▸ Assignment: Match the word "Helms". Return each line of the data below where it appears.

▸ Records provided:
====

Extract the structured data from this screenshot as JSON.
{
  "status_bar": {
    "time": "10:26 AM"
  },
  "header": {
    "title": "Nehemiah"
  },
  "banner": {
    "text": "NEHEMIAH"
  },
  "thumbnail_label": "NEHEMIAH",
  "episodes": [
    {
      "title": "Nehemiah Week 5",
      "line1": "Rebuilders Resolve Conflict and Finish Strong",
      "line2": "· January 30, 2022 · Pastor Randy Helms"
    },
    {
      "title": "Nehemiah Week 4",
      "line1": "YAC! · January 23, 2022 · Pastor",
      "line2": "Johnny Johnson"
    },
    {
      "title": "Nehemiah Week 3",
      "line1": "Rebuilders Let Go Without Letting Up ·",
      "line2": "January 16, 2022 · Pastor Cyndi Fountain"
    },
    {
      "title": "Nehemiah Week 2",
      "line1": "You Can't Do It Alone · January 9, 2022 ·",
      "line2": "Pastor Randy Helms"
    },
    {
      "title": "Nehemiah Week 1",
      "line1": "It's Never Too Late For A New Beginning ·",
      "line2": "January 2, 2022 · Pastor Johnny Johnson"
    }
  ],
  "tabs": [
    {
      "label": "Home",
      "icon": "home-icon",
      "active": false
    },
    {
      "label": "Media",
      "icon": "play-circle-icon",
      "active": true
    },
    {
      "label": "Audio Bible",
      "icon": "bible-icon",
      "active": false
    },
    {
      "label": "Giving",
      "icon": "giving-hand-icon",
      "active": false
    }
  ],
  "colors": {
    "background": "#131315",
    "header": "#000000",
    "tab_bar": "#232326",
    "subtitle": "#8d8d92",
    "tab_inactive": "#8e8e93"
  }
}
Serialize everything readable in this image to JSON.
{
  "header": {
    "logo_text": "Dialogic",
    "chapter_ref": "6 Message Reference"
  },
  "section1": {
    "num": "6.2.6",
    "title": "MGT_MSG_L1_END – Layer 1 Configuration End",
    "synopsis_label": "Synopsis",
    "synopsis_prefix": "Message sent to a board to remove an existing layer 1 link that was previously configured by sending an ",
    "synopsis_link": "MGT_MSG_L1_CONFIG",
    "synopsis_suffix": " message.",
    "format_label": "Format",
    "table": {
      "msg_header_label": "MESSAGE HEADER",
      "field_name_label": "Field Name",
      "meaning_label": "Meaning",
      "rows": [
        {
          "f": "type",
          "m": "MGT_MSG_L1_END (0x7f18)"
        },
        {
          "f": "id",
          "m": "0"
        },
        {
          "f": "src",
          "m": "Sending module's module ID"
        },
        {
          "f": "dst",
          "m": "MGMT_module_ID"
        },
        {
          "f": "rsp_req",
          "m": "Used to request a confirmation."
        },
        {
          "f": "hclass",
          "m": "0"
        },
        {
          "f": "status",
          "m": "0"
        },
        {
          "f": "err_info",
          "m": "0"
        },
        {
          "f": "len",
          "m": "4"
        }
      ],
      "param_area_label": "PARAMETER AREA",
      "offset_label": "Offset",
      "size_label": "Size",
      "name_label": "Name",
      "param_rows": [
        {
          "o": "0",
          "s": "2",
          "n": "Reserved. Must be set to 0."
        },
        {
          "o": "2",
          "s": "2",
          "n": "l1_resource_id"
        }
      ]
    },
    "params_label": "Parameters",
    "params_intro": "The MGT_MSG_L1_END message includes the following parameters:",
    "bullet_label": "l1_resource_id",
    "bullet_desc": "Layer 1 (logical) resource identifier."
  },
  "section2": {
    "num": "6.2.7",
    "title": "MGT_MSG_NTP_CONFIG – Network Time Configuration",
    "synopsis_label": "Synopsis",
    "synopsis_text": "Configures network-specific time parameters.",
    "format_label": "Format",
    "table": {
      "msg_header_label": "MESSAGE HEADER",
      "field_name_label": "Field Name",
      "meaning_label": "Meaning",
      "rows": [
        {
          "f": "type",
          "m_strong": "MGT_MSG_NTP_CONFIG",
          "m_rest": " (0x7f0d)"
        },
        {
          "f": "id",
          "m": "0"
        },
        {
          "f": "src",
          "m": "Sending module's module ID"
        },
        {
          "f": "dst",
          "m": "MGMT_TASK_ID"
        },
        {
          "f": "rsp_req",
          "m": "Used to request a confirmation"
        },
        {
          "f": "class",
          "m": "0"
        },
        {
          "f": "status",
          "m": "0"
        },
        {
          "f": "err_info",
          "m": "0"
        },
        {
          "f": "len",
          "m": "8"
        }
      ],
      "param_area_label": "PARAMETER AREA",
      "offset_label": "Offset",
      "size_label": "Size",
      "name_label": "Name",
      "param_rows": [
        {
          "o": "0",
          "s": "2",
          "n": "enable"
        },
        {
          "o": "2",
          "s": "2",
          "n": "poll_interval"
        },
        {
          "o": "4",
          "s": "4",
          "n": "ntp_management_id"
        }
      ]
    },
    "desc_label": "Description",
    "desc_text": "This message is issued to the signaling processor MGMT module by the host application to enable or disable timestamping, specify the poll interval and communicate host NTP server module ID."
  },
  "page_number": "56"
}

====

▸ Solution for this task:
      "line2": "· January 30, 2022 · Pastor Randy Helms"
      "line2": "Pastor Randy Helms"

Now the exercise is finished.